:: ACTIVITY ::
Please give every record below again exactly, and keep the pictures out.

+---+

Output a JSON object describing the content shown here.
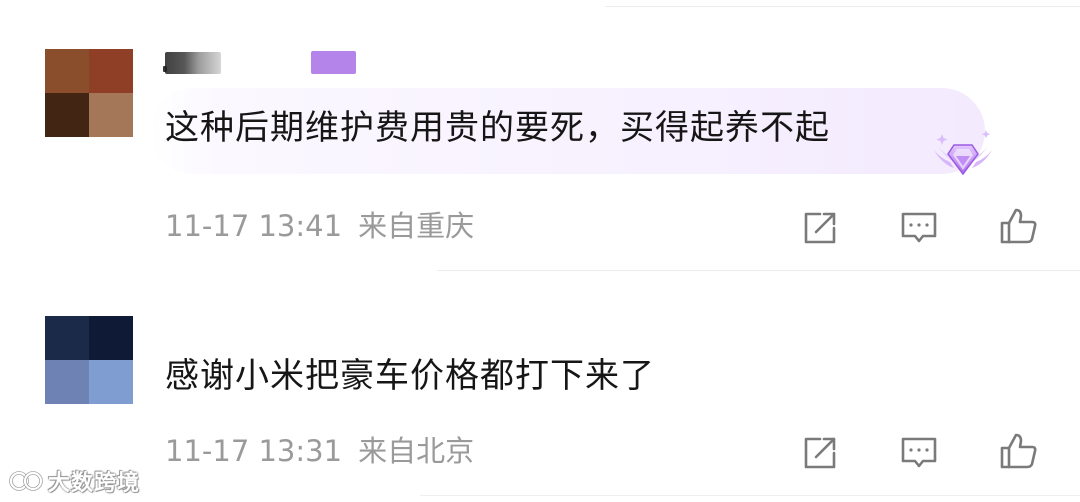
{
  "comments": [
    {
      "text": "这种后期维护费用贵的要死，买得起养不起",
      "time": "11-17 13:41",
      "location": "来自重庆",
      "avatar_colors": [
        "#8a4e2c",
        "#8e3f26",
        "#432514",
        "#a47758"
      ],
      "badge_color": "#b584ea"
    },
    {
      "text": "感谢小米把豪车价格都打下来了",
      "time": "11-17 13:31",
      "location": "来自北京",
      "avatar_colors": [
        "#1c2a4a",
        "#0f1b36",
        "#6e83b4",
        "#7f9dd1"
      ]
    }
  ],
  "icons": {
    "share": "share-icon",
    "comment": "comment-icon",
    "like": "like-icon",
    "vip": "diamond-vip-icon"
  },
  "watermark": {
    "text": "大数跨境"
  },
  "colors": {
    "meta_text": "#9a9a9a",
    "icon_stroke": "#7a7a7a",
    "bubble": "#f6effe",
    "vip": "#b77ff0"
  }
}
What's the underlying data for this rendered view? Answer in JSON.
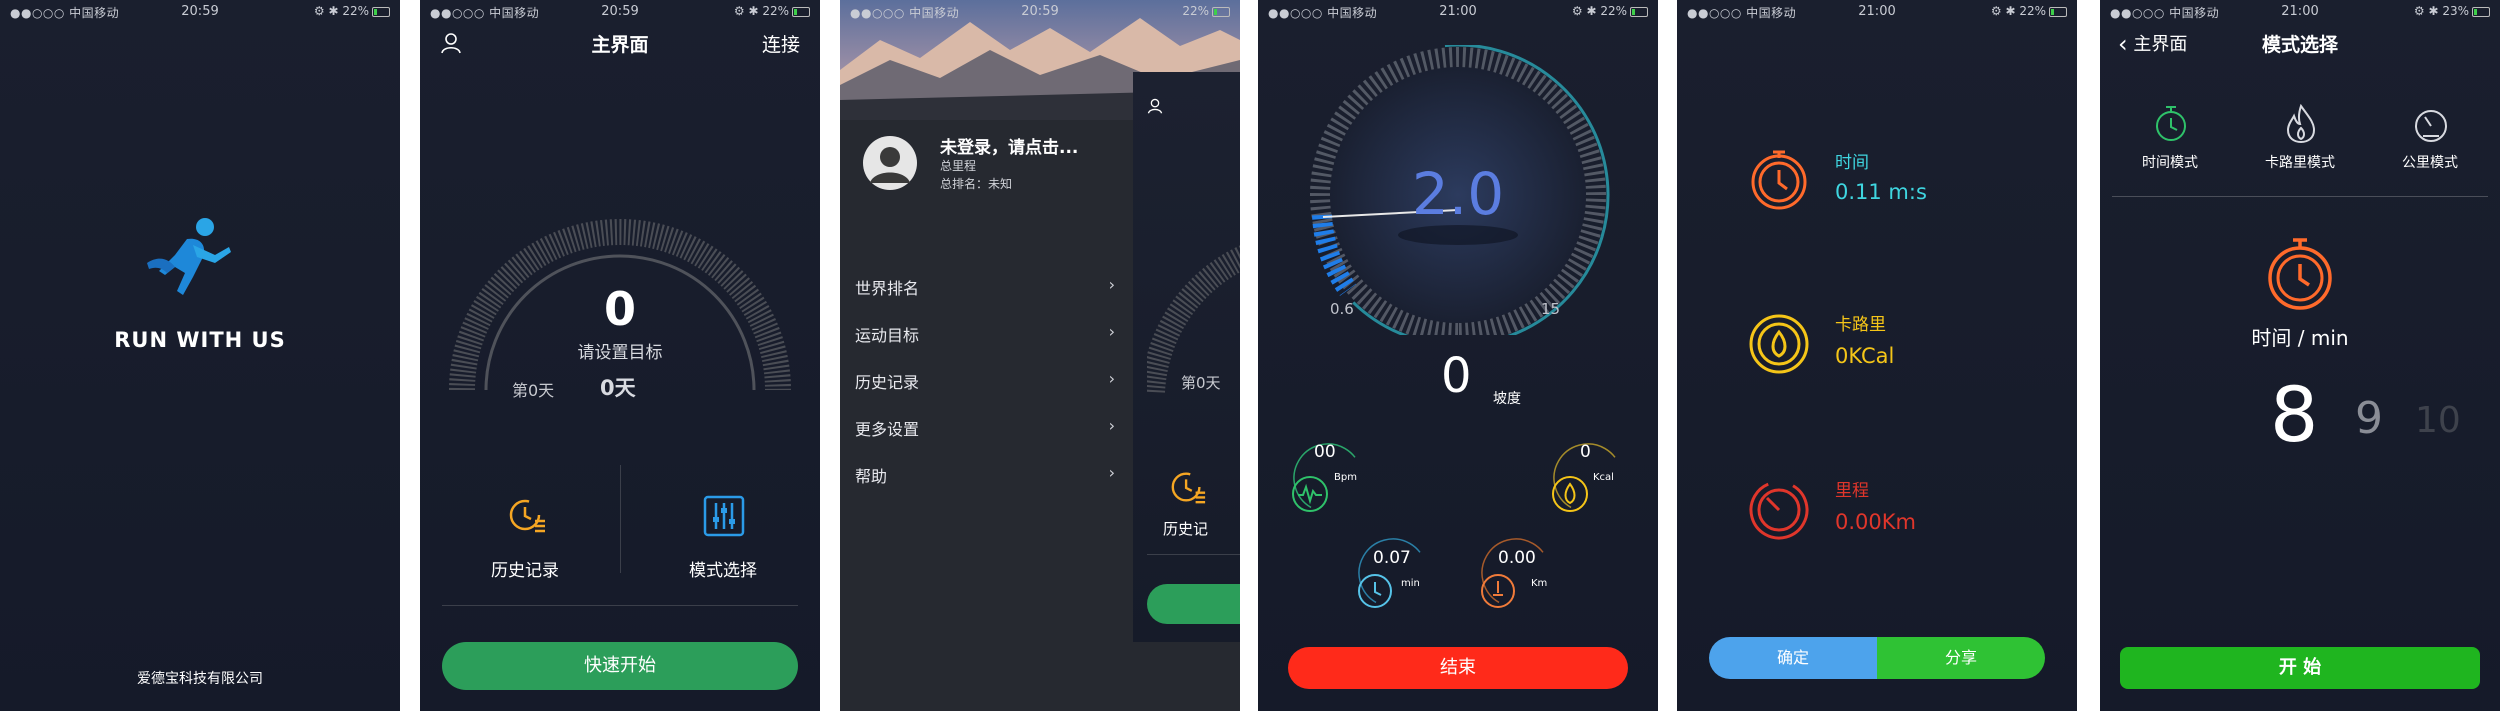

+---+

:: ANSWER FOR THIS EXERCISE ::
Output a JSON object describing the content shown here.
{
  "comments": [
    {
      "text": "这种后期维护费用贵的要死，买得起养不起",
      "time": "11-17 13:41",
      "location": "来自重庆",
      "avatar_colors": [
        "#8a4e2c",
        "#8e3f26",
        "#432514",
        "#a47758"
      ],
      "badge_color": "#b584ea"
    },
    {
      "text": "感谢小米把豪车价格都打下来了",
      "time": "11-17 13:31",
      "location": "来自北京",
      "avatar_colors": [
        "#1c2a4a",
        "#0f1b36",
        "#6e83b4",
        "#7f9dd1"
      ]
    }
  ],
  "icons": {
    "share": "share-icon",
    "comment": "comment-icon",
    "like": "like-icon",
    "vip": "diamond-vip-icon"
  },
  "watermark": {
    "text": "大数跨境"
  },
  "colors": {
    "meta_text": "#9a9a9a",
    "icon_stroke": "#7a7a7a",
    "bubble": "#f6effe",
    "vip": "#b77ff0"
  }
}
What's the underlying data for this rendered view? Answer in JSON.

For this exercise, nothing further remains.